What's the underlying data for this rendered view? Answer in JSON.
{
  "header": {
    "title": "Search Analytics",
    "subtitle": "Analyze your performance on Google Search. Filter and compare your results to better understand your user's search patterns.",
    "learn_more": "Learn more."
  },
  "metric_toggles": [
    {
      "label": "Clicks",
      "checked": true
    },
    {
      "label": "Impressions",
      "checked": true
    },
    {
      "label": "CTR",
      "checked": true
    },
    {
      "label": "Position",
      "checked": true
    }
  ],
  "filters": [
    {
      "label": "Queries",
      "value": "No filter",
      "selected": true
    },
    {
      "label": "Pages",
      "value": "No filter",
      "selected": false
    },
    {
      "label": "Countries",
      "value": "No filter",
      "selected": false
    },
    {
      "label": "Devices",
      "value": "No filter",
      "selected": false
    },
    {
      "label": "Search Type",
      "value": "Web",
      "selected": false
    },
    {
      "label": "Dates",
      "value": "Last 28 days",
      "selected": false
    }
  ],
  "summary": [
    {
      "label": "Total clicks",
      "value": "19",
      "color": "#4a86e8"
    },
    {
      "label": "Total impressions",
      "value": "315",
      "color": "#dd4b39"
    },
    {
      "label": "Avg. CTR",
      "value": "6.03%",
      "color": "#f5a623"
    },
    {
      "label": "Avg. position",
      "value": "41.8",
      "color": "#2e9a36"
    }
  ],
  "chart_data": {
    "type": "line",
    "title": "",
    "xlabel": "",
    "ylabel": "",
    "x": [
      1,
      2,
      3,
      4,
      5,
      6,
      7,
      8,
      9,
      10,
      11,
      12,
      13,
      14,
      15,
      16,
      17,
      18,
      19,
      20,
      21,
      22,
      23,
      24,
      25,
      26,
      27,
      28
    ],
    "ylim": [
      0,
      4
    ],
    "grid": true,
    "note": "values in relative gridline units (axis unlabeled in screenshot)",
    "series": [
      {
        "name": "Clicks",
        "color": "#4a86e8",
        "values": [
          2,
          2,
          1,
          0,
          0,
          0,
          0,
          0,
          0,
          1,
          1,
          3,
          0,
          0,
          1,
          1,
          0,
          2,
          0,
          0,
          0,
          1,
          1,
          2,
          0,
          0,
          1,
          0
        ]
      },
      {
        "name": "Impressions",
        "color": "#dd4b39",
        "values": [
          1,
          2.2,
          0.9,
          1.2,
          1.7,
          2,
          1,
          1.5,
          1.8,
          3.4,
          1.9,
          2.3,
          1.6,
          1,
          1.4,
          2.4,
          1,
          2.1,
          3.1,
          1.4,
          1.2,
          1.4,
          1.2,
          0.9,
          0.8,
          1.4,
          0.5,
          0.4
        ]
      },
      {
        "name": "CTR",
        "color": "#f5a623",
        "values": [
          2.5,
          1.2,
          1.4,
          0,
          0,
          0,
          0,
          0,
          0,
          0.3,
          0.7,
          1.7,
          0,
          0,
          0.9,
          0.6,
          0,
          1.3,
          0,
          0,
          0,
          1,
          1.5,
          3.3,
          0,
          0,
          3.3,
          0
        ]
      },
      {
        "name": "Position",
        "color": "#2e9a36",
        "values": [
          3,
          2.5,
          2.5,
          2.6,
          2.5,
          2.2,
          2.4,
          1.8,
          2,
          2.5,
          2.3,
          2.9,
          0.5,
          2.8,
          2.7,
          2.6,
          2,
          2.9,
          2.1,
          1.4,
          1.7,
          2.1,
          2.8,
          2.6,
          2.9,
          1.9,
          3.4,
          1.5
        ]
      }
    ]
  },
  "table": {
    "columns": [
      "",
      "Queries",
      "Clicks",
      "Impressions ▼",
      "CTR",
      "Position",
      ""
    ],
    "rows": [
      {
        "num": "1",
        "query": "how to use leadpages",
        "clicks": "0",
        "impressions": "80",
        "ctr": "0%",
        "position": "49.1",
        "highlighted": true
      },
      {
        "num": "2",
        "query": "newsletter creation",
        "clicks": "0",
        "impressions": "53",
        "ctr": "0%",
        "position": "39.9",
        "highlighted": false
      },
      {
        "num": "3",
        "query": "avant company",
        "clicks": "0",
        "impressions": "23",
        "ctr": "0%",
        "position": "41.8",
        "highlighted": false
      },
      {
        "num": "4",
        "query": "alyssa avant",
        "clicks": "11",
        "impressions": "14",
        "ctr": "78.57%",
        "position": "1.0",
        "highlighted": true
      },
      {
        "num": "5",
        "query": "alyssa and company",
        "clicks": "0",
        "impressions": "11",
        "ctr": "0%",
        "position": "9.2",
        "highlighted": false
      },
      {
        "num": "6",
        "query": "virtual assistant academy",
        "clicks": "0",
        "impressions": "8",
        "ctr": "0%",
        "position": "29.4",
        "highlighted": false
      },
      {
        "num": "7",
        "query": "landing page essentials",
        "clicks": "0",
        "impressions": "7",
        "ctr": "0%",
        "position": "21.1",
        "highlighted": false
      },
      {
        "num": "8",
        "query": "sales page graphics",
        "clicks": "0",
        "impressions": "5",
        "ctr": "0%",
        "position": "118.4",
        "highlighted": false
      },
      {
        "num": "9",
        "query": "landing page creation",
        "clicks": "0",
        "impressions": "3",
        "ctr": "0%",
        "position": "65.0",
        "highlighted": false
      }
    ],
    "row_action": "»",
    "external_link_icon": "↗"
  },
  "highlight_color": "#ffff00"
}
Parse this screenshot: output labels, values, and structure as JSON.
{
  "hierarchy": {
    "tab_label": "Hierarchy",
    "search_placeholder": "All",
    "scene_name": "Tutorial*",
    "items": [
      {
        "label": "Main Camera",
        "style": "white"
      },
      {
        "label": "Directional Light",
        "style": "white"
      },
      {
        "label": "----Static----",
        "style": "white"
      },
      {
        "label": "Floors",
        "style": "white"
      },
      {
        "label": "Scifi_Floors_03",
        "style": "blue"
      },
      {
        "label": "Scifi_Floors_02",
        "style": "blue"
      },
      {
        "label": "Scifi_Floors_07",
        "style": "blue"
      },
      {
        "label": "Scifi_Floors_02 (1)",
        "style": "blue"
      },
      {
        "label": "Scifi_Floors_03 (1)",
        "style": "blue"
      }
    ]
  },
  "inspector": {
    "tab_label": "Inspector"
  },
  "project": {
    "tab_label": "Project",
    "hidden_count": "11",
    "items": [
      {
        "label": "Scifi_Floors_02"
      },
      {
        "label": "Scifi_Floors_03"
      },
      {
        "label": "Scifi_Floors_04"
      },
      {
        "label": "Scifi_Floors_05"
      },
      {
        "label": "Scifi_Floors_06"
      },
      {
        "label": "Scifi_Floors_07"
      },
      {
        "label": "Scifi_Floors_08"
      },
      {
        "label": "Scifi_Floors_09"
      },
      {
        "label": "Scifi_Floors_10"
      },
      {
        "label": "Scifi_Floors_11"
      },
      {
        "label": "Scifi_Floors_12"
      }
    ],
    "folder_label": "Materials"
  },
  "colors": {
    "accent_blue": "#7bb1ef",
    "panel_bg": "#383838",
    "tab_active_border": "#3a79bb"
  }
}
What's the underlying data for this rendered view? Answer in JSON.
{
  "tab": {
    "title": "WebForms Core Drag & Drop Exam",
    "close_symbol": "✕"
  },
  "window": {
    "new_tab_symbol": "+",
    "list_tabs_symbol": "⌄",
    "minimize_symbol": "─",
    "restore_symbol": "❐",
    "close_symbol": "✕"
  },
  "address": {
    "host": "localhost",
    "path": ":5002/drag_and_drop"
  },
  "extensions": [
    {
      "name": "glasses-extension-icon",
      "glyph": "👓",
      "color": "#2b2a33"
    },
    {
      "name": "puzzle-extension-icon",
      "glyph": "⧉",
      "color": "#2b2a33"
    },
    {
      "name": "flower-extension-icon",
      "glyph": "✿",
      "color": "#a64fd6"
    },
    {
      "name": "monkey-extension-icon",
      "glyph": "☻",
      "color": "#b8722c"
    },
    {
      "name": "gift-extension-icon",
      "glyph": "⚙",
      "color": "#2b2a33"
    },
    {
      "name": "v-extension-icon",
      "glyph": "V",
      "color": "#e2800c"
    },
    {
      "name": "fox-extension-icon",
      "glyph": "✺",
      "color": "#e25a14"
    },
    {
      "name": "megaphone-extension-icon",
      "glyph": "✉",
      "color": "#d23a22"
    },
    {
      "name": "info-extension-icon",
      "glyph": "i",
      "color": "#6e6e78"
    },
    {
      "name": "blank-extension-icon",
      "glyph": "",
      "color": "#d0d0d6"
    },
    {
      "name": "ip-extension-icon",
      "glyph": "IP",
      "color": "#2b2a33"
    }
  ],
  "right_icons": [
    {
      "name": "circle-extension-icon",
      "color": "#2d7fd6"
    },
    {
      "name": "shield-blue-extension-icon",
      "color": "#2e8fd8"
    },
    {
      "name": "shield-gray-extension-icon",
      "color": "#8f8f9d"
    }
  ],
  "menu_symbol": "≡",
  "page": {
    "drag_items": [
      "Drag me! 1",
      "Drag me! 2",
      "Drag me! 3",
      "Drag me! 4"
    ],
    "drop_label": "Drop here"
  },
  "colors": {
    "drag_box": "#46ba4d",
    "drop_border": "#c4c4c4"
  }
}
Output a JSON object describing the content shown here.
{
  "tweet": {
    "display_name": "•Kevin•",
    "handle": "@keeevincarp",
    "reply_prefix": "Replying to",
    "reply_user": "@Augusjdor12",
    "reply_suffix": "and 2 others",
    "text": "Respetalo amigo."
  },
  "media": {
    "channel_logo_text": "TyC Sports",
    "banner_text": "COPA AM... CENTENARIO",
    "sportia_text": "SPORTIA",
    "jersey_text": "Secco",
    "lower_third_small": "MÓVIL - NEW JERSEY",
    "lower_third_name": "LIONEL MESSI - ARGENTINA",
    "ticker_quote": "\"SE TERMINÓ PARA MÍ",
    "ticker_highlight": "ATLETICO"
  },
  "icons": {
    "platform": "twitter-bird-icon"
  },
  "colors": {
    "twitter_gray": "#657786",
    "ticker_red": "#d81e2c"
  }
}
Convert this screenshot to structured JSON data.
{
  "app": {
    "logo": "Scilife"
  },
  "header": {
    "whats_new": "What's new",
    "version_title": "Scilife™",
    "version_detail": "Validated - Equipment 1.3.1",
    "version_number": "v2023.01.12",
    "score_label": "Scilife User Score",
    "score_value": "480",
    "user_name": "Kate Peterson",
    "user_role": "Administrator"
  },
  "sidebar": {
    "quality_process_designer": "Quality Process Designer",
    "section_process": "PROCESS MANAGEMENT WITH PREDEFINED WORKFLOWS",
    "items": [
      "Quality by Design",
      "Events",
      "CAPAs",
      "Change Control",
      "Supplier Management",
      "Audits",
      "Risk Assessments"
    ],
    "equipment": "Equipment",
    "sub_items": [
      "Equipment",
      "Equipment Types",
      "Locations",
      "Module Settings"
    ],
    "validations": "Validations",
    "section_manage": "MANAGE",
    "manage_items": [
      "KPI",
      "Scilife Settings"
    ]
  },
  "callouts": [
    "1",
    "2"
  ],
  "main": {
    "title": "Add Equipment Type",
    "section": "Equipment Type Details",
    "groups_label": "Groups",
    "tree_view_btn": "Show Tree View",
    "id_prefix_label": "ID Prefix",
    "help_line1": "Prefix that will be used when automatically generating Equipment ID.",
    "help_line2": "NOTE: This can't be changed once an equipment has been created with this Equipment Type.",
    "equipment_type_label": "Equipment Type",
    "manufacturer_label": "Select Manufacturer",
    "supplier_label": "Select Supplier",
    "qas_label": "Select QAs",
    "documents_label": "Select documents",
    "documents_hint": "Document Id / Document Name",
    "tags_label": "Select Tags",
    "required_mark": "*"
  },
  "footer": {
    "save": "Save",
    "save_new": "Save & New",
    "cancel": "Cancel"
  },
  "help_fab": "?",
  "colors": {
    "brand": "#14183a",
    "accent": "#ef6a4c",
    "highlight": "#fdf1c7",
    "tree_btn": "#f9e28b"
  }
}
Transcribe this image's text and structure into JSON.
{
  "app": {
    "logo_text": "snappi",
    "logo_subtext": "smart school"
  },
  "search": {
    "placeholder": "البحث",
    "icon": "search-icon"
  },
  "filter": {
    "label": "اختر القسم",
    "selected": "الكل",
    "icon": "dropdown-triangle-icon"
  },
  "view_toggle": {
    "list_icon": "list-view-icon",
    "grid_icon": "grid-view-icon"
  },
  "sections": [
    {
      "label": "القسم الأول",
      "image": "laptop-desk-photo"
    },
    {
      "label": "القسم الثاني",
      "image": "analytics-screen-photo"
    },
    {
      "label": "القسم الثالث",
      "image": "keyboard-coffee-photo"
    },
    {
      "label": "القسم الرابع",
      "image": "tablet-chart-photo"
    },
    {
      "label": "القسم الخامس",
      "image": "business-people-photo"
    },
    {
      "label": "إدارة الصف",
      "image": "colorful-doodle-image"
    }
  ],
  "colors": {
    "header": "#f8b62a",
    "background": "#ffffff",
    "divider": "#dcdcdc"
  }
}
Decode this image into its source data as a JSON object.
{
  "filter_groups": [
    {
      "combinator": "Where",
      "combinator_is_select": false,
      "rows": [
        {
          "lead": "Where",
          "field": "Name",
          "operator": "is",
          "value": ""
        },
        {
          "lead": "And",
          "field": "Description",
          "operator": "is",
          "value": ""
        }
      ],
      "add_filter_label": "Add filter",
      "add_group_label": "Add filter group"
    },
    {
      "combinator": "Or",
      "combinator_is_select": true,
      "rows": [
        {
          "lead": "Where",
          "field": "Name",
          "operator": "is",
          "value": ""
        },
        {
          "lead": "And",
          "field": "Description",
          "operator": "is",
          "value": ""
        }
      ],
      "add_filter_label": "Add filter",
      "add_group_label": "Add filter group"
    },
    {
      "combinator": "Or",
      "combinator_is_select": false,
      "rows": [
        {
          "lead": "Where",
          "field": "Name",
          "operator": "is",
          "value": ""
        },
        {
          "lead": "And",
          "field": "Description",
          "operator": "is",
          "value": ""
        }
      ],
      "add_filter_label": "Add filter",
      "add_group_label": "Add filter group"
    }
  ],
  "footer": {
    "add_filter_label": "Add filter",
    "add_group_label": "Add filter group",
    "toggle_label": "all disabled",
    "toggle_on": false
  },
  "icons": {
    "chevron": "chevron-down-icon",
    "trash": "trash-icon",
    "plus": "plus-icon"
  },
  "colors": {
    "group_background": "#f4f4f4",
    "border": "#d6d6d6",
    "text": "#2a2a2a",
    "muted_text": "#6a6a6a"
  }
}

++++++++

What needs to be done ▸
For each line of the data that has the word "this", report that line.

Solution ▸
What's the underlying data for this rendered view? Answer in JSON.
Parse this screenshot: output labels, values, and structure as JSON.
What's the underlying data for this rendered view? Answer in JSON.
Convert this screenshot to structured JSON data.
    "help_line2": "NOTE: This can't be changed once an equipment has been created with this Equipment Type.",
Transcribe this image's text and structure into JSON.
Decode this image into its source data as a JSON object.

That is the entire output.